--- What the task asks ---
Below are some entries. Copy each line that holds the string "title".

(Data items)
━━━━━━

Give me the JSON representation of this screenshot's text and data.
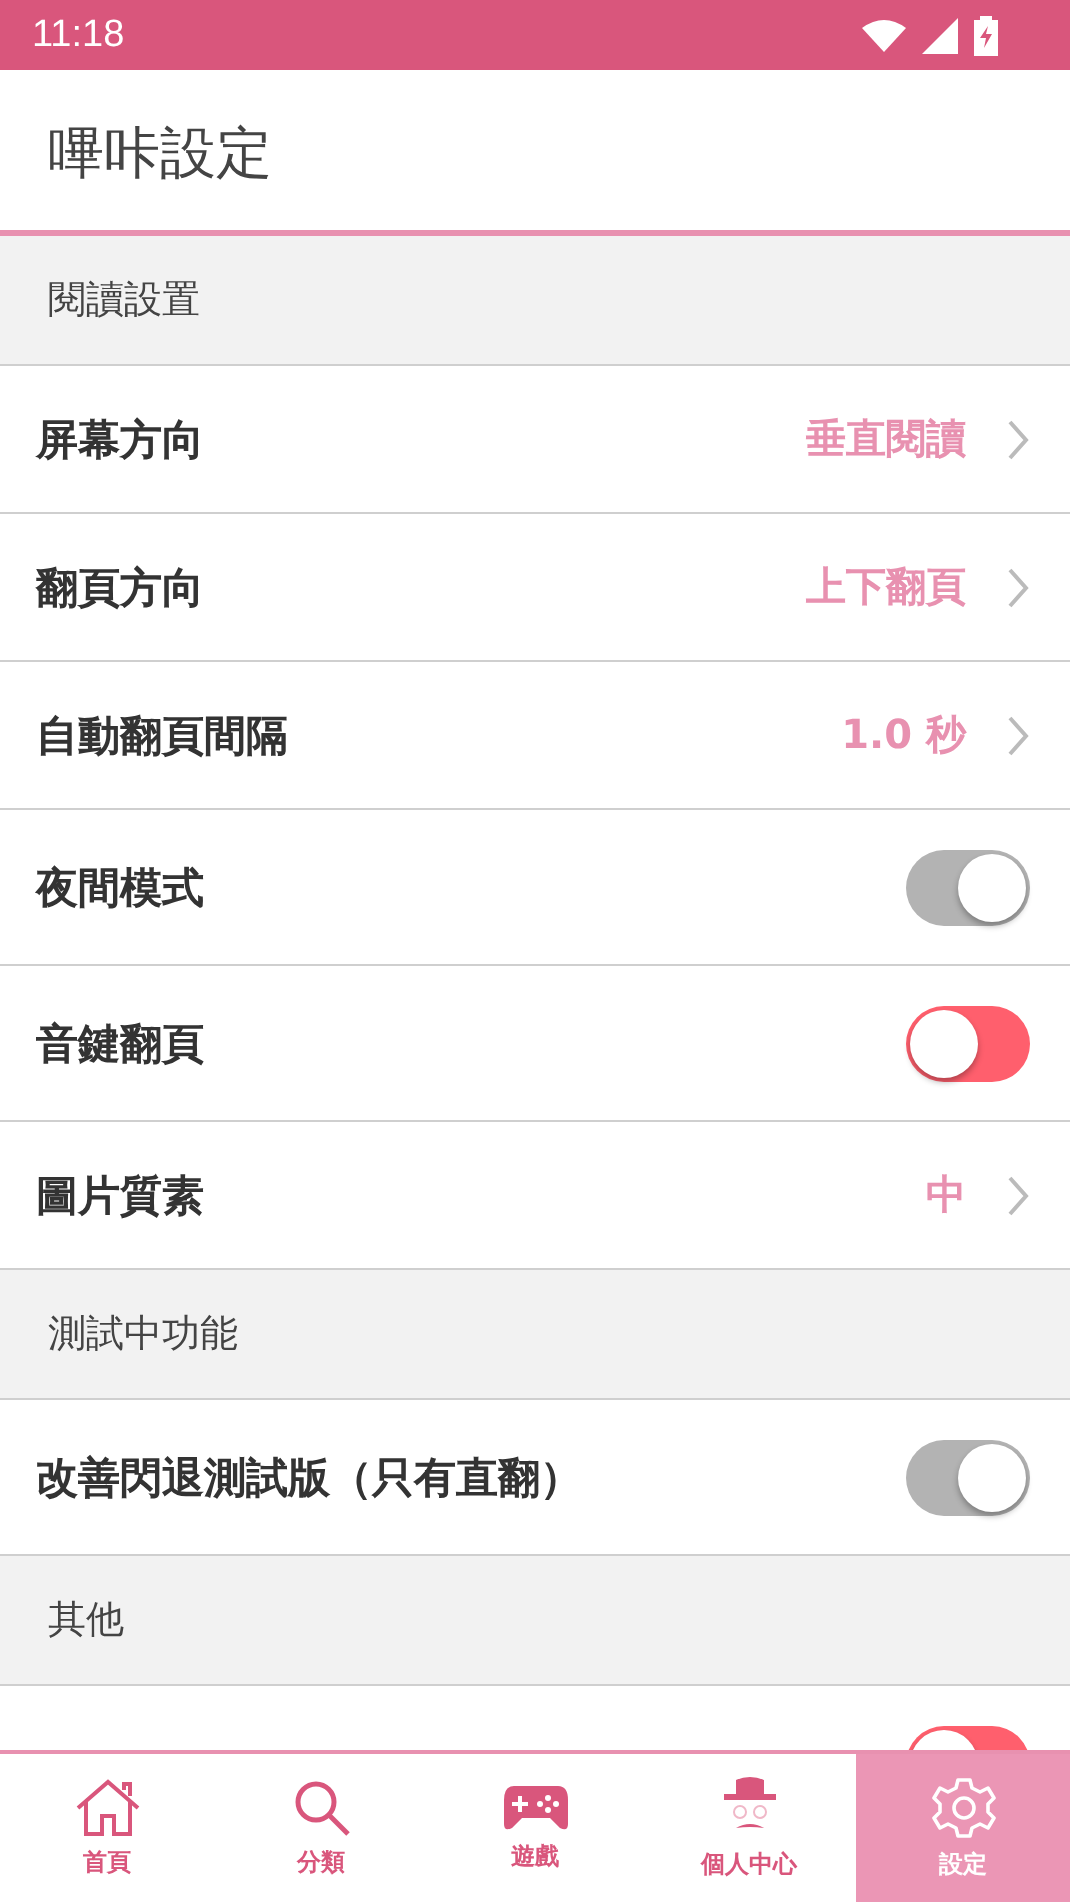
{
  "status_bar": {
    "time": "11:18"
  },
  "header": {
    "title": "嗶咔設定"
  },
  "sections": [
    {
      "title": "閱讀設置",
      "rows": [
        {
          "kind": "value",
          "label": "屏幕方向",
          "value": "垂直閱讀"
        },
        {
          "kind": "value",
          "label": "翻頁方向",
          "value": "上下翻頁"
        },
        {
          "kind": "value",
          "label": "自動翻頁間隔",
          "value": "1.0 秒"
        },
        {
          "kind": "switch",
          "label": "夜間模式",
          "on": true
        },
        {
          "kind": "switch",
          "label": "音鍵翻頁",
          "on": false
        },
        {
          "kind": "value",
          "label": "圖片質素",
          "value": "中"
        }
      ]
    },
    {
      "title": "測試中功能",
      "rows": [
        {
          "kind": "switch",
          "label": "改善閃退測試版（只有直翻）",
          "on": true
        }
      ]
    },
    {
      "title": "其他",
      "rows": [
        {
          "kind": "switch",
          "on": false
        }
      ]
    }
  ],
  "nav": [
    {
      "label": "首頁",
      "selected": false
    },
    {
      "label": "分類",
      "selected": false
    },
    {
      "label": "遊戲",
      "selected": false
    },
    {
      "label": "個人中心",
      "selected": false
    },
    {
      "label": "設定",
      "selected": true
    }
  ]
}
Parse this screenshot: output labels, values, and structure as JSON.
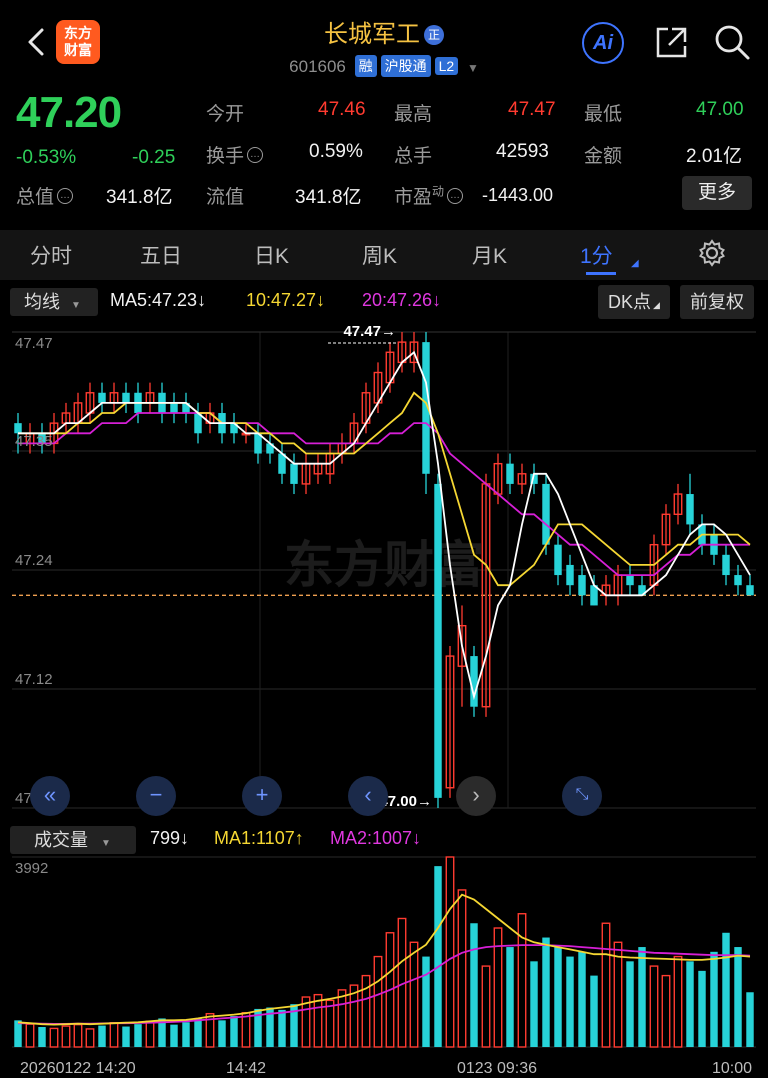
{
  "header": {
    "logo_line1": "东方",
    "logo_line2": "财富",
    "stock_name": "长城军工",
    "zheng_badge": "正",
    "code": "601606",
    "tags": [
      "融",
      "沪股通",
      "L2"
    ],
    "ai_label": "Ai"
  },
  "quote": {
    "price": "47.20",
    "change_pct": "-0.53%",
    "change": "-0.25",
    "total_value_label": "总值",
    "total_value": "341.8亿",
    "open_label": "今开",
    "open": "47.46",
    "high_label": "最高",
    "high": "47.47",
    "low_label": "最低",
    "low": "47.00",
    "turnover_label": "换手",
    "turnover": "0.59%",
    "volume_label": "总手",
    "volume": "42593",
    "amount_label": "金额",
    "amount": "2.01亿",
    "float_label": "流值",
    "float_value": "341.8亿",
    "pe_label": "市盈",
    "pe_sup": "动",
    "pe": "-1443.00",
    "more_label": "更多"
  },
  "tabs": [
    "分时",
    "五日",
    "日K",
    "周K",
    "月K",
    "1分"
  ],
  "active_tab": "1分",
  "toolbar": {
    "indicator": "均线",
    "ma5": "MA5:47.23",
    "ma10": "10:47.27",
    "ma20": "20:47.26",
    "dk_label": "DK点",
    "adjust_label": "前复权"
  },
  "volume_toolbar": {
    "indicator": "成交量",
    "vol": "799",
    "ma1": "MA1:1107",
    "ma2": "MA2:1007"
  },
  "watermark": "东方财富",
  "colors": {
    "up": "#ff3b30",
    "down": "#2fd05a",
    "candle_down": "#27d3d8",
    "ma5": "#ffffff",
    "ma10": "#f5d733",
    "ma20": "#d61fd6",
    "accent": "#3e74ff"
  },
  "chart_data": {
    "type": "candlestick",
    "price_axis_ticks": [
      "47.47",
      "47.35",
      "47.24",
      "47.12",
      "47.00"
    ],
    "price_range": [
      47.0,
      47.47
    ],
    "high_marker": "47.47",
    "low_marker": "47.00",
    "reference_price": 47.21,
    "volume_axis_max": "3992",
    "volume_range": [
      0,
      3992
    ],
    "x_labels": [
      "20260122 14:20",
      "14:42",
      "0123 09:36",
      "10:00"
    ],
    "candles": [
      {
        "o": 47.38,
        "c": 47.37,
        "h": 47.39,
        "l": 47.35
      },
      {
        "o": 47.36,
        "c": 47.37,
        "h": 47.38,
        "l": 47.35
      },
      {
        "o": 47.37,
        "c": 47.36,
        "h": 47.38,
        "l": 47.35
      },
      {
        "o": 47.36,
        "c": 47.38,
        "h": 47.39,
        "l": 47.35
      },
      {
        "o": 47.38,
        "c": 47.39,
        "h": 47.4,
        "l": 47.37
      },
      {
        "o": 47.38,
        "c": 47.4,
        "h": 47.41,
        "l": 47.37
      },
      {
        "o": 47.39,
        "c": 47.41,
        "h": 47.42,
        "l": 47.38
      },
      {
        "o": 47.41,
        "c": 47.4,
        "h": 47.42,
        "l": 47.39
      },
      {
        "o": 47.4,
        "c": 47.41,
        "h": 47.42,
        "l": 47.39
      },
      {
        "o": 47.41,
        "c": 47.4,
        "h": 47.42,
        "l": 47.39
      },
      {
        "o": 47.41,
        "c": 47.39,
        "h": 47.42,
        "l": 47.38
      },
      {
        "o": 47.4,
        "c": 47.41,
        "h": 47.42,
        "l": 47.39
      },
      {
        "o": 47.41,
        "c": 47.39,
        "h": 47.42,
        "l": 47.38
      },
      {
        "o": 47.4,
        "c": 47.39,
        "h": 47.41,
        "l": 47.38
      },
      {
        "o": 47.4,
        "c": 47.39,
        "h": 47.41,
        "l": 47.38
      },
      {
        "o": 47.39,
        "c": 47.37,
        "h": 47.4,
        "l": 47.36
      },
      {
        "o": 47.38,
        "c": 47.39,
        "h": 47.4,
        "l": 47.37
      },
      {
        "o": 47.39,
        "c": 47.37,
        "h": 47.4,
        "l": 47.36
      },
      {
        "o": 47.38,
        "c": 47.37,
        "h": 47.39,
        "l": 47.36
      },
      {
        "o": 47.37,
        "c": 47.37,
        "h": 47.38,
        "l": 47.36
      },
      {
        "o": 47.37,
        "c": 47.35,
        "h": 47.38,
        "l": 47.34
      },
      {
        "o": 47.36,
        "c": 47.35,
        "h": 47.37,
        "l": 47.34
      },
      {
        "o": 47.35,
        "c": 47.33,
        "h": 47.36,
        "l": 47.32
      },
      {
        "o": 47.34,
        "c": 47.32,
        "h": 47.35,
        "l": 47.31
      },
      {
        "o": 47.32,
        "c": 47.34,
        "h": 47.35,
        "l": 47.31
      },
      {
        "o": 47.33,
        "c": 47.34,
        "h": 47.35,
        "l": 47.32
      },
      {
        "o": 47.33,
        "c": 47.35,
        "h": 47.36,
        "l": 47.32
      },
      {
        "o": 47.35,
        "c": 47.36,
        "h": 47.37,
        "l": 47.34
      },
      {
        "o": 47.36,
        "c": 47.38,
        "h": 47.39,
        "l": 47.35
      },
      {
        "o": 47.38,
        "c": 47.41,
        "h": 47.42,
        "l": 47.37
      },
      {
        "o": 47.4,
        "c": 47.43,
        "h": 47.44,
        "l": 47.39
      },
      {
        "o": 47.42,
        "c": 47.45,
        "h": 47.46,
        "l": 47.41
      },
      {
        "o": 47.44,
        "c": 47.46,
        "h": 47.47,
        "l": 47.43
      },
      {
        "o": 47.44,
        "c": 47.46,
        "h": 47.47,
        "l": 47.43
      },
      {
        "o": 47.46,
        "c": 47.33,
        "h": 47.47,
        "l": 47.31
      },
      {
        "o": 47.32,
        "c": 47.01,
        "h": 47.33,
        "l": 47.0
      },
      {
        "o": 47.02,
        "c": 47.15,
        "h": 47.16,
        "l": 47.01
      },
      {
        "o": 47.14,
        "c": 47.18,
        "h": 47.2,
        "l": 47.1
      },
      {
        "o": 47.15,
        "c": 47.1,
        "h": 47.16,
        "l": 47.09
      },
      {
        "o": 47.1,
        "c": 47.32,
        "h": 47.33,
        "l": 47.09
      },
      {
        "o": 47.31,
        "c": 47.34,
        "h": 47.35,
        "l": 47.3
      },
      {
        "o": 47.34,
        "c": 47.32,
        "h": 47.35,
        "l": 47.31
      },
      {
        "o": 47.32,
        "c": 47.33,
        "h": 47.34,
        "l": 47.31
      },
      {
        "o": 47.33,
        "c": 47.32,
        "h": 47.34,
        "l": 47.31
      },
      {
        "o": 47.32,
        "c": 47.26,
        "h": 47.33,
        "l": 47.25
      },
      {
        "o": 47.26,
        "c": 47.23,
        "h": 47.27,
        "l": 47.22
      },
      {
        "o": 47.24,
        "c": 47.22,
        "h": 47.25,
        "l": 47.21
      },
      {
        "o": 47.23,
        "c": 47.21,
        "h": 47.24,
        "l": 47.2
      },
      {
        "o": 47.22,
        "c": 47.2,
        "h": 47.23,
        "l": 47.2
      },
      {
        "o": 47.21,
        "c": 47.22,
        "h": 47.23,
        "l": 47.2
      },
      {
        "o": 47.21,
        "c": 47.23,
        "h": 47.24,
        "l": 47.2
      },
      {
        "o": 47.23,
        "c": 47.22,
        "h": 47.24,
        "l": 47.21
      },
      {
        "o": 47.22,
        "c": 47.21,
        "h": 47.23,
        "l": 47.21
      },
      {
        "o": 47.22,
        "c": 47.26,
        "h": 47.27,
        "l": 47.21
      },
      {
        "o": 47.26,
        "c": 47.29,
        "h": 47.3,
        "l": 47.25
      },
      {
        "o": 47.29,
        "c": 47.31,
        "h": 47.32,
        "l": 47.28
      },
      {
        "o": 47.31,
        "c": 47.28,
        "h": 47.33,
        "l": 47.27
      },
      {
        "o": 47.28,
        "c": 47.26,
        "h": 47.29,
        "l": 47.25
      },
      {
        "o": 47.27,
        "c": 47.25,
        "h": 47.28,
        "l": 47.24
      },
      {
        "o": 47.25,
        "c": 47.23,
        "h": 47.26,
        "l": 47.22
      },
      {
        "o": 47.23,
        "c": 47.22,
        "h": 47.24,
        "l": 47.21
      },
      {
        "o": 47.22,
        "c": 47.21,
        "h": 47.23,
        "l": 47.21
      }
    ],
    "ma5": [
      47.37,
      47.37,
      47.37,
      47.37,
      47.38,
      47.38,
      47.39,
      47.4,
      47.4,
      47.4,
      47.4,
      47.4,
      47.4,
      47.4,
      47.4,
      47.39,
      47.38,
      47.38,
      47.38,
      47.37,
      47.37,
      47.36,
      47.35,
      47.34,
      47.34,
      47.34,
      47.34,
      47.35,
      47.36,
      47.38,
      47.4,
      47.42,
      47.44,
      47.45,
      47.42,
      47.34,
      47.24,
      47.16,
      47.11,
      47.15,
      47.2,
      47.22,
      47.28,
      47.33,
      47.33,
      47.31,
      47.28,
      47.25,
      47.22,
      47.21,
      47.21,
      47.21,
      47.21,
      47.22,
      47.23,
      47.25,
      47.27,
      47.28,
      47.28,
      47.27,
      47.25,
      47.23
    ],
    "ma10": [
      47.37,
      47.37,
      47.37,
      47.37,
      47.37,
      47.38,
      47.38,
      47.39,
      47.39,
      47.4,
      47.4,
      47.4,
      47.4,
      47.4,
      47.4,
      47.39,
      47.39,
      47.38,
      47.38,
      47.38,
      47.37,
      47.37,
      47.36,
      47.36,
      47.35,
      47.35,
      47.35,
      47.35,
      47.35,
      47.36,
      47.37,
      47.38,
      47.39,
      47.41,
      47.4,
      47.37,
      47.33,
      47.29,
      47.25,
      47.24,
      47.22,
      47.22,
      47.23,
      47.24,
      47.26,
      47.28,
      47.28,
      47.28,
      47.27,
      47.26,
      47.25,
      47.24,
      47.24,
      47.24,
      47.25,
      47.26,
      47.26,
      47.27,
      47.27,
      47.27,
      47.27,
      47.26
    ],
    "ma20": [
      47.36,
      47.36,
      47.36,
      47.36,
      47.37,
      47.37,
      47.37,
      47.38,
      47.38,
      47.38,
      47.39,
      47.39,
      47.39,
      47.39,
      47.39,
      47.39,
      47.39,
      47.38,
      47.38,
      47.38,
      47.38,
      47.37,
      47.37,
      47.37,
      47.36,
      47.36,
      47.36,
      47.36,
      47.36,
      47.36,
      47.36,
      47.37,
      47.37,
      47.38,
      47.38,
      47.37,
      47.35,
      47.34,
      47.33,
      47.32,
      47.31,
      47.3,
      47.29,
      47.29,
      47.28,
      47.27,
      47.26,
      47.26,
      47.25,
      47.24,
      47.23,
      47.23,
      47.23,
      47.23,
      47.24,
      47.25,
      47.25,
      47.26,
      47.26,
      47.26,
      47.26,
      47.26
    ],
    "volume": [
      560,
      480,
      420,
      390,
      440,
      470,
      380,
      450,
      510,
      430,
      480,
      540,
      600,
      470,
      520,
      610,
      700,
      560,
      650,
      720,
      800,
      830,
      780,
      900,
      1050,
      1100,
      980,
      1200,
      1300,
      1500,
      1900,
      2400,
      2700,
      2200,
      1900,
      3800,
      3992,
      3300,
      2600,
      1700,
      2500,
      2100,
      2800,
      1800,
      2300,
      2100,
      1900,
      2000,
      1500,
      2600,
      2200,
      1800,
      2100,
      1700,
      1500,
      1900,
      1800,
      1600,
      2000,
      2400,
      2100,
      1150
    ],
    "vol_ma1": [
      520,
      500,
      480,
      470,
      480,
      490,
      480,
      490,
      500,
      510,
      520,
      540,
      560,
      560,
      570,
      600,
      640,
      660,
      680,
      710,
      760,
      800,
      830,
      860,
      920,
      970,
      1010,
      1060,
      1130,
      1230,
      1380,
      1580,
      1800,
      1980,
      2150,
      2500,
      2900,
      3200,
      3100,
      2900,
      2700,
      2500,
      2300,
      2200,
      2150,
      2100,
      2050,
      2000,
      1950,
      1950,
      1900,
      1880,
      1870,
      1860,
      1850,
      1840,
      1830,
      1830,
      1850,
      1880,
      1920,
      1900
    ],
    "vol_ma2": [
      500,
      495,
      490,
      485,
      485,
      490,
      490,
      495,
      500,
      500,
      505,
      510,
      520,
      530,
      540,
      560,
      580,
      600,
      620,
      640,
      670,
      700,
      720,
      750,
      790,
      830,
      860,
      900,
      950,
      1010,
      1100,
      1200,
      1320,
      1420,
      1520,
      1680,
      1850,
      1980,
      2050,
      2100,
      2120,
      2130,
      2140,
      2140,
      2140,
      2130,
      2120,
      2100,
      2080,
      2060,
      2040,
      2020,
      2000,
      1980,
      1970,
      1960,
      1950,
      1940,
      1930,
      1930,
      1930,
      1920
    ]
  }
}
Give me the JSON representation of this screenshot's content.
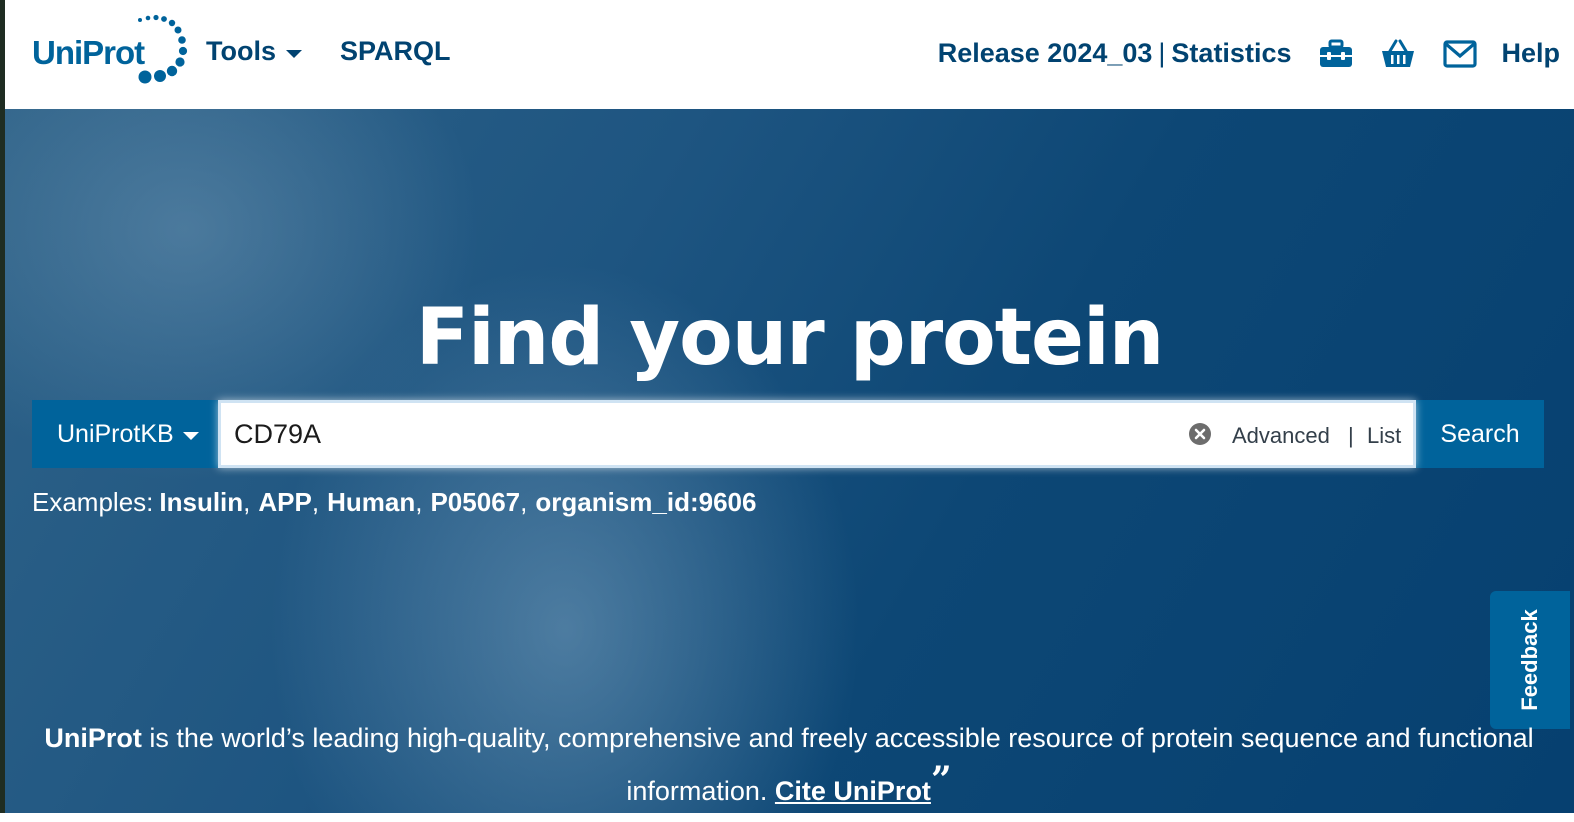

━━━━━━

--- Solution to this task ---
    "title": "嗶咔設定"
      "title": "閱讀設置",
      "title": "測試中功能",
      "title": "其他",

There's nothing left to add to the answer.